The good folks across the pond at Top Sounds have put out a wonderful 4 song E.P. of previously unissued tracks in both the 10" vinyl format and on a CD E.P. with a stunning cover and a multitude of photos, clippings etc reminiscent of the old Edsel records LP's on an insert with liner notes by Nigel Lees.
The four cuts contained within come from a variety of sources. The version of Martha and The Vandella's "In My Lonely Room" is not the same cut that was their debut single (Parlophone R 5354 October 1965) but an altogether different recording. The source of it's origin is under speculation. It's quite possible by the degree of echo and the "live" feel to it all that the band were either doing a run through in the studio or (more than likely) a rehearsal or sound check in a large hall (an absence of crowd noises leads one to suspect it was not in front of an audience). Regardless it's magic. From Pete Watson's trademark 12 string Rickenbacker intro meshing with Alan "Bam" King's Rickenbacker 6 string chords to the confident/soulful lead vocals by Reg King (not to mention Roger Powell's dynamic drumming and Mike Evan's subdued but fluid bass lines) this is the 100% proof that those of us too young to have seen them live in the 60's that The Action were a band to be reckoned with. The backing harmonies are spot on and it's now quite easy to understand why a lot of their 60's fans were somewhat dismissive in subsequent mod tomes about how their records failed to capture their onstage power.
Their take on The Temptation's "Girl (Why You Wanna Make Me Blue)" was previously only issued as a bonus one track 45 along with the limited deluxe edition Action book "In The Lap Of The Mods" where it came as a facsimile demo 7". It was recorded as a demo for Decca records with the intent of enticing in house blues champion Mike Vernon( producer of The Artwoods, John Mayall etc). Amped up considerably faster than the original it bears the trademark Action stamp of soulful harmonies and Pete Watson's one man 12 string guitar orchestra which beautifully transposed brass and strings via chiming notes on a Rickenbacker. Never content to just do note for note covers once again this is The Action taking a number and making it their own. Also cut for the Decca demo session is an number previously unheard before now, a version of The Impression's "You'll Want Me Back" (B-side of the famous 1963 single "It's All Right"). Again the dual Rickenbacker attack and soulful harmonies of the band weave their magic and surprisingly they actually slow the number down a bit more than the original making the jazzy/uptempo original into an impassioned blue eyed dirge. The vocals are a real treat on this one. Reg King's vocals have never sounded stronger. The final track, "Fine Looking Girl" is a Reg King original composition cut in late 1964 as a demo when the band were still known as The Boys. The acetate source is in pretty rough shape and there's some interesting tempo changes, both of which remind me quite a bit of Davy Jones (nee Bowie) and The Lower Third's R.G. Jones 1965 demo recording "That's A Promise".
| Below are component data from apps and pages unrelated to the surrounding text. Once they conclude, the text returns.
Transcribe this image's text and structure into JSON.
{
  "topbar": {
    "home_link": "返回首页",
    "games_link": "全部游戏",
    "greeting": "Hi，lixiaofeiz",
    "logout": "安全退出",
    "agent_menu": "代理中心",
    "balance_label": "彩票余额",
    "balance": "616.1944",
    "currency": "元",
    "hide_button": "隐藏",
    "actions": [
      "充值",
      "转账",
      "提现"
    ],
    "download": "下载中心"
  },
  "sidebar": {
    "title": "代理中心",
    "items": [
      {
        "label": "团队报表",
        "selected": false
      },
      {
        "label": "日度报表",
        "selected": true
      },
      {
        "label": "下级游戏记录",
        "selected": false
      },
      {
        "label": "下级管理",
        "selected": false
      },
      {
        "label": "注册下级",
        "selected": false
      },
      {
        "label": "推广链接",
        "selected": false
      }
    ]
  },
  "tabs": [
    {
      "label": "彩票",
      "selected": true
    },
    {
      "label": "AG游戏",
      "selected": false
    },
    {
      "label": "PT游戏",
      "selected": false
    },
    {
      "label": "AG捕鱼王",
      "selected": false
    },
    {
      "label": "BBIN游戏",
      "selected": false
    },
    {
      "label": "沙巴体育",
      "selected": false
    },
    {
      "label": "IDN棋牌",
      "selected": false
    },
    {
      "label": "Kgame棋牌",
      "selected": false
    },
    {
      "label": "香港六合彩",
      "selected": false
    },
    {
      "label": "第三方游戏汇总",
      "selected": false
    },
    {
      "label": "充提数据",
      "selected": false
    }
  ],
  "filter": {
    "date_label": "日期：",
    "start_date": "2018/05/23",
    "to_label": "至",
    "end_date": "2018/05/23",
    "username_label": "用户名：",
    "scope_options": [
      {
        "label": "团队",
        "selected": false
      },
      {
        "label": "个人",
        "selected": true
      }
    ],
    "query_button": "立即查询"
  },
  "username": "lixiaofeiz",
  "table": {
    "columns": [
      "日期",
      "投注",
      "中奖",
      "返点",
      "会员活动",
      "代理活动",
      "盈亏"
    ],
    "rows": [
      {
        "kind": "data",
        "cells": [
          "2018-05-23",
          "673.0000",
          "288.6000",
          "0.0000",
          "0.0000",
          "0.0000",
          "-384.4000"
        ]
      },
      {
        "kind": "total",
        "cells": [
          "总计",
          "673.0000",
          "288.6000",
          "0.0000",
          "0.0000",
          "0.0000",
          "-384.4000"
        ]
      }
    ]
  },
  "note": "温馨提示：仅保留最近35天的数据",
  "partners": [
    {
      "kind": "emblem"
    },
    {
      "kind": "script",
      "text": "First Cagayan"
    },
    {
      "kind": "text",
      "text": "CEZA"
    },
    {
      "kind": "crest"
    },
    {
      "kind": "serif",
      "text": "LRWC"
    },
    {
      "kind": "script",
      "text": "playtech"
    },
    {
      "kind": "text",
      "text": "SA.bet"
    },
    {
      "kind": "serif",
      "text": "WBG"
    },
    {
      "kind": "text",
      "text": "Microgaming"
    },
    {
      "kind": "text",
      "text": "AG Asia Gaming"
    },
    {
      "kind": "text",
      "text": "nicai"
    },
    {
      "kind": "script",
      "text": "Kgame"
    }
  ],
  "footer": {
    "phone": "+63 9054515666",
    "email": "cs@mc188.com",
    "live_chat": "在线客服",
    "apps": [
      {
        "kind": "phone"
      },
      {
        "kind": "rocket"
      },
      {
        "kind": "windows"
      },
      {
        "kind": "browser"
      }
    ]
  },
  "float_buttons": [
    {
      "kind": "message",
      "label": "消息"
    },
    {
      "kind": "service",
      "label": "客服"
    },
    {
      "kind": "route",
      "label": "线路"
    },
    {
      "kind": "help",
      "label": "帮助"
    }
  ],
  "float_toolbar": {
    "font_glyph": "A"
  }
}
Those interested can head on over to Heyday records and get yourself one before they're all gone as previous places I'd intended to link are all out of theirs!
Hear "Girl (Why You Wanna Make Me Blue)" by The Action: